“They came and woke Him up, saying, “Master, Master, we’re going to die!” Then He got up and rebuked the wind and the raging waves. So they ceased, and there was a calm. He said to them, “Where is your faith?” They were fearful and amazed, asking one another, “Who can this be? He commands even the winds and the waves, and they obey Him!”” (Luke 8:24–25, HCSB)
Jesus is also Master of Time. Jesus is the ultimate Time Traveler. In a question and answer session with the religious leaders, which was designed to trick Jesus, they asked Him various questions and He answered them in such a way that He even amazed the crowd. Then Jesus asked these religious leaders a question and He quoted Psalm 110.
“Then He said to them, “How can they say that the Messiah is the Son of David? For David himself says in the Book of Psalms: The Lord declared to my Lord, ‘Sit at My right hand until I make Your enemies Your footstool.’” (Luke 20:41–43, HCSB)
They could not answer the question. They did not understand that Jesus was who David was speaking about. How could David speak about Jesus as Master if He is David’s Son? Theologians talk about this problem and one solution is the idea of a “pre-incarnate Christ.” This means that Jesus existed long before He was born at Christmas. There are Scripture verses to support this view. Let me share just a few from the Old Testament:
“Then God said, “Let Us make man in Our image, according to Our likeness. They will rule the fish of the sea, the birds of the sky, the livestock, all the earth, and the creatures that crawl on the earth.”” (Genesis 1:26, HCSB)
Jesus must have been there at creation because it says “us” and “our” in this verse. Do you remember the story of Abraham and the destruction of Sodom and Gomorrah? Some believe that one of these men was Jesus.
“He looked up, and he saw three men standing near him. When he saw them, he ran from the entrance of the tent to meet them and bowed to the ground.” (Genesis 18:2, HCSB)
In the next chapter, two men go to Sodom. They are described as angels.
“The two angels entered Sodom in the evening as Lot was sitting at Sodom’s gate. When Lot saw them, he got up to meet them. He bowed with his face to the ground” (Genesis 19:1, HCSB)
Jesus was also in the fiery furnace when the three Jews Shadrach, Meshach, and Abednego.
“He exclaimed, “Look! I see four men, not tied, walking around in the fire unharmed; and the fourth looks like a son of the gods.”” (Daniel 3:25, HCSB)
So there is this view that Jesus was physically present at these events. In today’s world, we would call Him a time traveler. So He has power over time. He has power over my time. He has power over your time. He has power over all of the time in which humans will exist.
Jesus also has power over life.
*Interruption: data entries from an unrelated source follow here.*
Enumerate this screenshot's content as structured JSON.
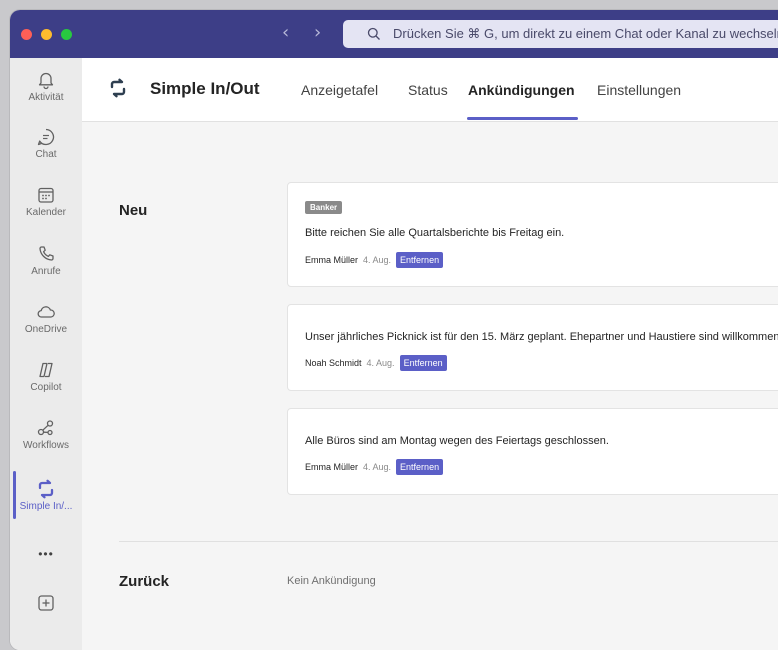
{
  "search": {
    "placeholder": "Drücken Sie ⌘ G, um direkt zu einem Chat oder Kanal zu wechseln"
  },
  "rail": {
    "items": [
      {
        "label": "Aktivität",
        "icon": "bell-icon"
      },
      {
        "label": "Chat",
        "icon": "chat-icon"
      },
      {
        "label": "Kalender",
        "icon": "calendar-icon"
      },
      {
        "label": "Anrufe",
        "icon": "phone-icon"
      },
      {
        "label": "OneDrive",
        "icon": "cloud-icon"
      },
      {
        "label": "Copilot",
        "icon": "copilot-icon"
      },
      {
        "label": "Workflows",
        "icon": "workflows-icon"
      },
      {
        "label": "Simple In/...",
        "icon": "simple-inout-icon"
      }
    ],
    "more": "•••",
    "add_icon": "add-apps-icon"
  },
  "app": {
    "title": "Simple In/Out",
    "tabs": [
      {
        "label": "Anzeigetafel"
      },
      {
        "label": "Status"
      },
      {
        "label": "Ankündigungen",
        "active": true
      },
      {
        "label": "Einstellungen"
      }
    ]
  },
  "sections": {
    "new_label": "Neu",
    "back_label": "Zurück",
    "empty_text": "Kein Ankündigung"
  },
  "announcements": [
    {
      "tag": "Banker",
      "text": "Bitte reichen Sie alle Quartalsberichte bis Freitag ein.",
      "author": "Emma Müller",
      "date": "4. Aug.",
      "button": "Entfernen"
    },
    {
      "text": "Unser jährliches Picknick ist für den 15. März geplant. Ehepartner und Haustiere sind willkommen!",
      "author": "Noah Schmidt",
      "date": "4. Aug.",
      "button": "Entfernen"
    },
    {
      "text": "Alle Büros sind am Montag wegen des Feiertags geschlossen.",
      "author": "Emma Müller",
      "date": "4. Aug.",
      "button": "Entfernen"
    }
  ],
  "colors": {
    "titlebar": "#3d3e87",
    "accent": "#5b5fc7"
  }
}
One time, He told His disciples a curious statement:
“Don’t fear those who kill the body but are not able to kill the soul; rather, fear Him who is able to destroy both soul and body in hell.” (Matthew 10:28, HCSB)
““And I say to you, My friends, don’t fear those who kill the body, and after that can do nothing more.” (Luke 12:4, HCSB)
So Jesus is Master over these spheres of influence in our life. When you look at the Christmas story in Matthew, the wise men knew that Jesus was their Master.
“Entering the house, they saw the child with Mary His mother, and falling to their knees, they worshiped Him. Then they opened their treasures and presented Him with gifts: gold, frankincense, and myrrh.” (Matthew 2:11, HCSB)
The wise men were wise in bowing down to this baby. They submitted to Him as their Master and gave Him gifts. How many of us would today submit to Jesus, bow down to Him and think about giving Him gifts? If Jesus is your warrior, your priest, your king, and your master, might you think about Him this Christmas?